Exercise inputs
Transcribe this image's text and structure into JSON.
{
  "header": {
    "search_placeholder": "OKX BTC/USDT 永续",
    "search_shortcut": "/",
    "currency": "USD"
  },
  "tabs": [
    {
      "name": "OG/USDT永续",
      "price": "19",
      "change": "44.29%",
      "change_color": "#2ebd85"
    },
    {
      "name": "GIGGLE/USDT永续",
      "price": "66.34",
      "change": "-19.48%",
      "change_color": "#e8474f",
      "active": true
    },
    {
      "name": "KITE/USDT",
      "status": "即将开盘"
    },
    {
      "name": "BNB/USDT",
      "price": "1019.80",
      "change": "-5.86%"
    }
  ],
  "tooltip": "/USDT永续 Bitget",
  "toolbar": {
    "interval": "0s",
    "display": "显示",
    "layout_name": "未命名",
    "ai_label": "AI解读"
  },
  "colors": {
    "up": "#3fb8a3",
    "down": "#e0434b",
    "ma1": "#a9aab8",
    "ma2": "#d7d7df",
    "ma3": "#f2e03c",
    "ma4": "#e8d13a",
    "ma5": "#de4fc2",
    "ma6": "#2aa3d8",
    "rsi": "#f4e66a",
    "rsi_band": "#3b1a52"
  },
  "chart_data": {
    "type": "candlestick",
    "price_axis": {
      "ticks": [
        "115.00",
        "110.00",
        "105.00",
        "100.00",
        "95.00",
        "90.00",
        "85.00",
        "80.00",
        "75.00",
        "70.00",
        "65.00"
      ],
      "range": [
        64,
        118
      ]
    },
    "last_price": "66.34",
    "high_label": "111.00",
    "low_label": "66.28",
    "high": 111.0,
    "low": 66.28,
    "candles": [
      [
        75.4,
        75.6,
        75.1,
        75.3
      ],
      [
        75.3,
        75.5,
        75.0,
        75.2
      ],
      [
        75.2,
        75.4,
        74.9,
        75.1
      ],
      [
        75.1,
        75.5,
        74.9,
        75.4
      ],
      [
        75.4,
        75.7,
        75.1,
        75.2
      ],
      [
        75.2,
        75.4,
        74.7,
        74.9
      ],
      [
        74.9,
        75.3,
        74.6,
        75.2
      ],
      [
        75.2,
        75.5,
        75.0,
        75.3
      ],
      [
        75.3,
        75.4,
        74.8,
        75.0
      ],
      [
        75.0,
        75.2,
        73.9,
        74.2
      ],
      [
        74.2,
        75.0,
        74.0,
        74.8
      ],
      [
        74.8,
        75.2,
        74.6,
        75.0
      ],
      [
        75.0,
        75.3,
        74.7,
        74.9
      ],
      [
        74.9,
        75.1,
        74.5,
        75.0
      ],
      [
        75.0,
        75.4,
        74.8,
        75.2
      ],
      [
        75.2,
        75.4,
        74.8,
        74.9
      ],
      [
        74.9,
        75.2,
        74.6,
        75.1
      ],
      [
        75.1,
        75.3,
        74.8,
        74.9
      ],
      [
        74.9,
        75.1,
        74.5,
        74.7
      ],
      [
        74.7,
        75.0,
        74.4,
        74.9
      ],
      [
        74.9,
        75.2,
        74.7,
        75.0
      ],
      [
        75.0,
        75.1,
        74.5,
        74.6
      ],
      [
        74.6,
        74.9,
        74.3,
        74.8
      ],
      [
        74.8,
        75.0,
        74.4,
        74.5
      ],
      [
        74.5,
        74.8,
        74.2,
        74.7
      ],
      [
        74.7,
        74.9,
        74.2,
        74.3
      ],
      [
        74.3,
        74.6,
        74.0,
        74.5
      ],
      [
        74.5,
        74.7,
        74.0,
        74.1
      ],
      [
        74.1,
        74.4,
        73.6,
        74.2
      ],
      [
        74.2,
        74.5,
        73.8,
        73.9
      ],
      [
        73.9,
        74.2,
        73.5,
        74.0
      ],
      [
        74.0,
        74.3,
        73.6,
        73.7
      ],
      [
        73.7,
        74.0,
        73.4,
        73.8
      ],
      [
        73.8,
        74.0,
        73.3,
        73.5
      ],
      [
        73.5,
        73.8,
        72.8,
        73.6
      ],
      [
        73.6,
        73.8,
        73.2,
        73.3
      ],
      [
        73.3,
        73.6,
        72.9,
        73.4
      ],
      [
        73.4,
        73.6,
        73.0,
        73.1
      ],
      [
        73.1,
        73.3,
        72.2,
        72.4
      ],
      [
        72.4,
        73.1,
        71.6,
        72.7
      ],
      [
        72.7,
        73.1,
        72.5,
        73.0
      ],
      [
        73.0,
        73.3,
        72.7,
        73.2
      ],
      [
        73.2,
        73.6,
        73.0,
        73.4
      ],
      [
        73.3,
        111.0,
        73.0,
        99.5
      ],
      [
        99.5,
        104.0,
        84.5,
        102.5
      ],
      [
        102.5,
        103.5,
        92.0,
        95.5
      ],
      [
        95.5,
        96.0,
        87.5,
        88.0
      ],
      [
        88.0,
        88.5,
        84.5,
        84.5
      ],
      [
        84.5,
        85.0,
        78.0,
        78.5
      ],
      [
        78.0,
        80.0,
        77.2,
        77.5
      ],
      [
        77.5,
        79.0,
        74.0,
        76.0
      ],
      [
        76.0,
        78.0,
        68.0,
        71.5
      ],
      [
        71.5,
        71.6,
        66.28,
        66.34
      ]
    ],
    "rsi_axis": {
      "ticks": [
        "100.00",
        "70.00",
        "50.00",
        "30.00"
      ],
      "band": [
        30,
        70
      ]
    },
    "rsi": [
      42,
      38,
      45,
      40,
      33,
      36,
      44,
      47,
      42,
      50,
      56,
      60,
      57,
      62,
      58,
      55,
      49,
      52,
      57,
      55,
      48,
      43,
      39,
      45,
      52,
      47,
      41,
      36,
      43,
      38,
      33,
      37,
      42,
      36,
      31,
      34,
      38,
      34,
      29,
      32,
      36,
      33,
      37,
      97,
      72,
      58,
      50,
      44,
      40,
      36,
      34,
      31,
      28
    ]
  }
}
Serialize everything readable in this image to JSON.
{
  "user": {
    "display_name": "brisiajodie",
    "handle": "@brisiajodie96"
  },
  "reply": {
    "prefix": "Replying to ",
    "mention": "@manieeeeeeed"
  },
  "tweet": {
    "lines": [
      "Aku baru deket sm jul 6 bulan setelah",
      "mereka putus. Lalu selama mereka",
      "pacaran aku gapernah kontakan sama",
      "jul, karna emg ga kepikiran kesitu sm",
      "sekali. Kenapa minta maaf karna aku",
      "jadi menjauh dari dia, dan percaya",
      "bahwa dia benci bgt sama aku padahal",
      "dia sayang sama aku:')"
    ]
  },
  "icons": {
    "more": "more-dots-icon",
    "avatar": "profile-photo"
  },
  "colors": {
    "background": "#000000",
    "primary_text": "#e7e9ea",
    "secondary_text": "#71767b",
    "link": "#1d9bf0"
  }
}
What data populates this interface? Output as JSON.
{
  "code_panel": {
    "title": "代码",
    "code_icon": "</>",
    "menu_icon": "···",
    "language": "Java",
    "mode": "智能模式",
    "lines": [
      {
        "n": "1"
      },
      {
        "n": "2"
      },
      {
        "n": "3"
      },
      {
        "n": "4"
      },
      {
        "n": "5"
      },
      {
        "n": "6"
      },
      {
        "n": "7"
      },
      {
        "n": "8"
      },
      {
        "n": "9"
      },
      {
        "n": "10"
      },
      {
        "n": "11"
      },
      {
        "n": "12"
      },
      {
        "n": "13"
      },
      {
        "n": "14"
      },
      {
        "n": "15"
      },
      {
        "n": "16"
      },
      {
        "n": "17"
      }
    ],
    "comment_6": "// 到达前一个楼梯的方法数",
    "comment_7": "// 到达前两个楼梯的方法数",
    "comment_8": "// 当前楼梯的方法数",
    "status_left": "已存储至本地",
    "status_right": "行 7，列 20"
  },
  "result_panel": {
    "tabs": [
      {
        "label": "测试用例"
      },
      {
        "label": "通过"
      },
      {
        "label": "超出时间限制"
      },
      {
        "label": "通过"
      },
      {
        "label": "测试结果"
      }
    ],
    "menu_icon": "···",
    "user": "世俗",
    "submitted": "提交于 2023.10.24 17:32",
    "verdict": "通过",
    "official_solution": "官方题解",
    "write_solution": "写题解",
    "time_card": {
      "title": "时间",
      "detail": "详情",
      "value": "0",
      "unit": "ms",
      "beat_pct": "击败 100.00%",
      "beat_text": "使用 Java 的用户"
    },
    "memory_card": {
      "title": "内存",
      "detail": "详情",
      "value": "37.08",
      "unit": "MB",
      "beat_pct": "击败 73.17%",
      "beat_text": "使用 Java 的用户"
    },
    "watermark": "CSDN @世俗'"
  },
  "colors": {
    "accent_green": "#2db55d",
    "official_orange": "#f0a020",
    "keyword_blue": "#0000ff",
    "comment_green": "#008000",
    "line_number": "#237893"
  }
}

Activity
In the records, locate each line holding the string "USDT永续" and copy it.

Final answer
      "name": "OG/USDT永续",
      "name": "GIGGLE/USDT永续",
  "tooltip": "/USDT永续 Bitget",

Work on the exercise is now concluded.